A Western wedding often requires a traditional pure bright kimono for the formal ceremony, symbolizing love and maidenhood. The bride may possibly modify right into a red kimono for the events following the ceremony once and for all luck.
The Javanese folks of Indonesia wear a kebaya, a traditional sort of blouse, along side batik.
In the Philippines, variations of the Baro't saya used to the bright wedding custom are regarded as wedding attire for women, combined with the Barong Tagalog for men. Numerous tribes and Muslim Filipinos wear other kinds of old-fashioned dress during their particular ceremonies.
Indigenous American lifestyle
The indigenous individuals of the Americas have varying traditions related to weddings and therefore wedding dresses. A Hopi bride usually had her garments woven by the groom and any guys in the town who desired to participate. The garments consisted of a sizable belt, two all-white wedding gowns, a white wedding robe with red stripes at prime and bottom, bright buckskin leggings and moccasins, a chain for attaching the hair, and a reed mat in which to wrap the outfit.

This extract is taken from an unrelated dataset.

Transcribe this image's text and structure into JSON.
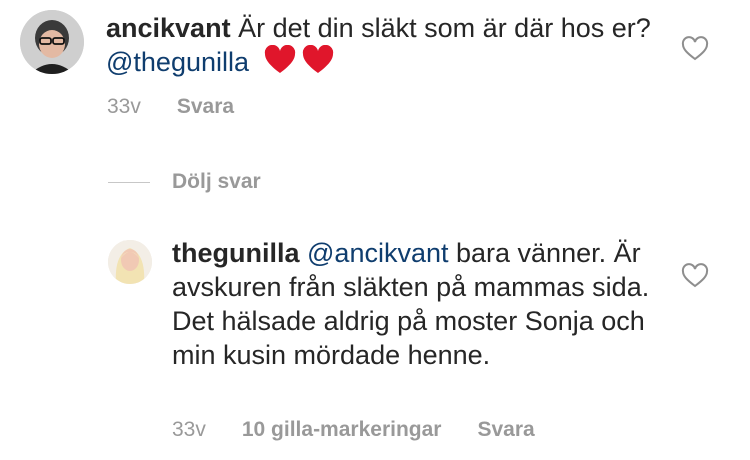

This ensemble also offered as a cloak, since these garments could be required for the journey through the underworld.
A Pueblo bride wore a cotton dress linked over the proper neck, secured with a gear round the waist.
In the traditions of the Delaware, a bride wore a knee-length blouse of deerskin and a band of wampum beans around her forehead. Except for great beans or cover necklaces, your body was blank from the middle up. If it was a cold weather wedding, she wore deerskin leggings and moccasins and a robe of chicken feathers. Her experience was colored with bright, red and orange clay.
The tribes of Northern Florida (which range from the Klamath, the Modoc and the Yurok) had a traditional bridal dress woven in symbolic shades: bright for the east, orange for the south, orange (orange) for the west; and dark for the north. Turquoise and gold jewelry were utilized by the bride and the groom as well as a gold concho belt. Jewellery was considered a shield against evils including starvation, poverty and poor luck.